Jacqueline Collins, M.D. ('11)
Columns from Health Care Today
Jacqueline Collins, M.D., is a resident in obstetrics and gynecology in Chicago. During her second and third year as a student at Boonshoft School of Medicine, she wrote the “Notes from a Medical Student” columns for Health Care Today. Before medical school, she studied Middle Eastern and South Asian History at the University of Chicago, where she earned a B.A. with honors in 2005.
Notes from a Medical Student
- Reflecting on a Year of Focus Lost and Found
- Finding Your Balance
- What Do You Want to Be?
- Hibernating in Summer
- The First of Many New Beginnings
- Communication Is Key
- A Day at Children’s Medical Center
- Building Connections, Changing Lives
Notes from a Medical Student:
Hibernating in Summer
Welcome back, summer! The sun-filled days, the endless nights, the warmth, the fun, the outdoor sports and, most important, the reappearance of the human race that seemed to be hiding for all of those cold winter months. Suddenly, the streets are full of people again: families on bikes, runners getting back into shape. Yet, for me and the rest of my class, reverse hibernation is about to take place.
For students in their first two years of medical school, the thought of one day causes even the coolest character to break out in a sweat. For most, that day will come in early June, and for a very brave few, at the end of May. Regardless of the date, each one of us has a clock in our heads that counts down the days, hours, minutes, seconds… until we take the test that will dictate the rest of our lives: the United States Medical Licensing Examination (USMLE) Step 1.
This is the time of year when it becomes very easy to spot a medical student. We are the ones making the mad dash to the bookstore to buy the latest BRS (Board Review Series) book, the ones muttering under our breath like crazy people, fervently trying to remember the configuration of the brachial plexis that we learned centuries ago (in real time, about a year and a half). The most obvious sign, however, is our new life companion, the well-worn yellow-and-blue FIRST AID for the USMLE book, which we now must keep within a five-foot radius at all times, lest we go into a full-blown panic attack.
Most of our professors try very hard to do damage control. They work to keep us focused on the courses we still have to complete, to calm us down by telling us how well Wright State students have fared in the past. But medical students are hard to fool, and every last one of us knows that the score we get on this test will determine whether or not we actually get to graduate and be what we have been working to become for about 20 years. No wonder we look a bit unkempt and unhinged!

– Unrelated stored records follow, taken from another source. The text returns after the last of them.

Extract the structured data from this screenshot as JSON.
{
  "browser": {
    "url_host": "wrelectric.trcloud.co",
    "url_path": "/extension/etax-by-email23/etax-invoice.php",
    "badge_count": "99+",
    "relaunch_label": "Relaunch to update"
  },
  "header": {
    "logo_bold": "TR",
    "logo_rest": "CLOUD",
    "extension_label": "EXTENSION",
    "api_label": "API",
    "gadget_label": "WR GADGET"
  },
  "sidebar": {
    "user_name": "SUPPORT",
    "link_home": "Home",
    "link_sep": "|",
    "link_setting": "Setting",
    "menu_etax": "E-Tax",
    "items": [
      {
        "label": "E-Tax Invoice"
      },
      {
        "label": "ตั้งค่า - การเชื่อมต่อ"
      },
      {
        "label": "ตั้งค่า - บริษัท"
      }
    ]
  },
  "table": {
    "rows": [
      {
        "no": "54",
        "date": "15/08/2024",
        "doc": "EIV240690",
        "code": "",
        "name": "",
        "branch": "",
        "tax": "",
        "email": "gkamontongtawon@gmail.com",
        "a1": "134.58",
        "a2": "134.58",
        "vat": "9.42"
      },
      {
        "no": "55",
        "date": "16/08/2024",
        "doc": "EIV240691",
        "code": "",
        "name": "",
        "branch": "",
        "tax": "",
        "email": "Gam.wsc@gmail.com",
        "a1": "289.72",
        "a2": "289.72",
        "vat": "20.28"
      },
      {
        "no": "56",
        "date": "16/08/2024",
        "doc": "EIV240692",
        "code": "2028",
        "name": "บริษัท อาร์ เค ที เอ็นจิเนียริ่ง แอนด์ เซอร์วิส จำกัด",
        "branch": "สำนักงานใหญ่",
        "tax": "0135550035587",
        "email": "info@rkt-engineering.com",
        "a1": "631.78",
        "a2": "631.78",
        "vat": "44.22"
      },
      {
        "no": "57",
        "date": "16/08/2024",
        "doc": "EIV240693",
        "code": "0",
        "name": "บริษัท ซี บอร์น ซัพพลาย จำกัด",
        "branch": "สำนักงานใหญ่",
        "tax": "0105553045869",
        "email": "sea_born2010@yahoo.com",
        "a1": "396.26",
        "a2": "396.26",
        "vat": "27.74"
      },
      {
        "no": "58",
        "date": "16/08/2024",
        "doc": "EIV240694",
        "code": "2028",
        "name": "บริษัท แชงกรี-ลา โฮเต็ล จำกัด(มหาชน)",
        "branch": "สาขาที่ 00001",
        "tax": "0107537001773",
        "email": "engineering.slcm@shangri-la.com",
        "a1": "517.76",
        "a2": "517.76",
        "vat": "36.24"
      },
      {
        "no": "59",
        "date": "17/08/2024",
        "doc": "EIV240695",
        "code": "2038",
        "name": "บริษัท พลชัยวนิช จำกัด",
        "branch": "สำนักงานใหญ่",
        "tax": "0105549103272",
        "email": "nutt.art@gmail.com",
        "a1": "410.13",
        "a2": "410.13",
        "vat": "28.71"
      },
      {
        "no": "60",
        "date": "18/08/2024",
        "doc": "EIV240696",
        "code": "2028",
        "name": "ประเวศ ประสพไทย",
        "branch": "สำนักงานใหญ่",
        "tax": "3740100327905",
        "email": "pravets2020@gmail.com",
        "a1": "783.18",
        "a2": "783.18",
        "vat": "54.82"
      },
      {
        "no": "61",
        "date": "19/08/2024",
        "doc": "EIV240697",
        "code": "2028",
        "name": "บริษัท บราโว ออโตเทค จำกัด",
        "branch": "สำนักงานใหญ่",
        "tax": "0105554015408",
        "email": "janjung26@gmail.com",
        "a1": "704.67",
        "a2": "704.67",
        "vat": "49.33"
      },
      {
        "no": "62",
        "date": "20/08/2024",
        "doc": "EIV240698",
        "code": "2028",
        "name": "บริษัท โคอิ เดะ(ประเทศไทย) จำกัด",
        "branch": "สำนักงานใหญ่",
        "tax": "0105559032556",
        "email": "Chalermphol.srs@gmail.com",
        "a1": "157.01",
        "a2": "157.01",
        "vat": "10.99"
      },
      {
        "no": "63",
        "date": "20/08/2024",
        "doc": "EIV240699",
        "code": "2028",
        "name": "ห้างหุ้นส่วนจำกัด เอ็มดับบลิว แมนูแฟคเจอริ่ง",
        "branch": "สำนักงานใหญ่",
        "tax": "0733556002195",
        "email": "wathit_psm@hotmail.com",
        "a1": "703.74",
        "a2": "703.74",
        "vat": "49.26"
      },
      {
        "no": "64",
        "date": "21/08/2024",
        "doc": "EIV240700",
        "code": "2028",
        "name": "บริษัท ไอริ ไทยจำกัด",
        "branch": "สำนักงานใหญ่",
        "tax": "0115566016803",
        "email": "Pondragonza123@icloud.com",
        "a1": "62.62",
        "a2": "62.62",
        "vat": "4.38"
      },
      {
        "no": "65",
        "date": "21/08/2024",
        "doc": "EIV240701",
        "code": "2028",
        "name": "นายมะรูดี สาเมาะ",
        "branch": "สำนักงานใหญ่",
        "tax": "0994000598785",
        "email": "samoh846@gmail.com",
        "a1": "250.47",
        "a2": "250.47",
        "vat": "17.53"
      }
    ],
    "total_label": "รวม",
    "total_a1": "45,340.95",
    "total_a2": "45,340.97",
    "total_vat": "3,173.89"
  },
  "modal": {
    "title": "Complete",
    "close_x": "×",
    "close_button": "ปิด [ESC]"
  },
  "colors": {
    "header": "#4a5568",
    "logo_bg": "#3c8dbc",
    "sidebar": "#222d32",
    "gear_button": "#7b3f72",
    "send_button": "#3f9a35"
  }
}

For two years now, we have crammed more information into our brains than should be scientifically possible. Now that test-prep mode is in full swing, I basically walk around all day mentally quizzing myself and trying to go through the knowledge I have amassed to organize it in some meaningful way. Unfortunately, that means I have also lost the ability to remember where I parked my car, where I left my keys or glasses, whether or not I turned off the stove and just about anything else that requires the slightest bit of awareness. I will admit to being a bit of a liability these days.<p "=""> Yet, with the pressure of the big day looming, there is also a sense of the light at the end of the tunnel. If we do manage to get through it all without too many scrapes and scars, we will emerge on the other side and finally get to see real patients! That's right, in the midst of all the Step 1 chaos, there is also the knowledge that we are getting ready for the next step in our career: medical clerkships. Set to begin on August 3rd, clerkships represent a whole new way of life. No longer will medical school consist of me, alone, in the library with a whole bunch of books. What awaits is new, exciting and downright terrifying.
The next time I write this column, Step 1 will be over, and, if the fates allow, I will be preparing to start my clinical training and to see if I can put all this acquired knowledge to good use. I will also be facing a whole new set of challenges. How do I give a patient bad news? Will my clumsiness translate to poor surgical skills? So many questions left to be answered. It's almost distracting enough to make me forget about June 13th… Almost.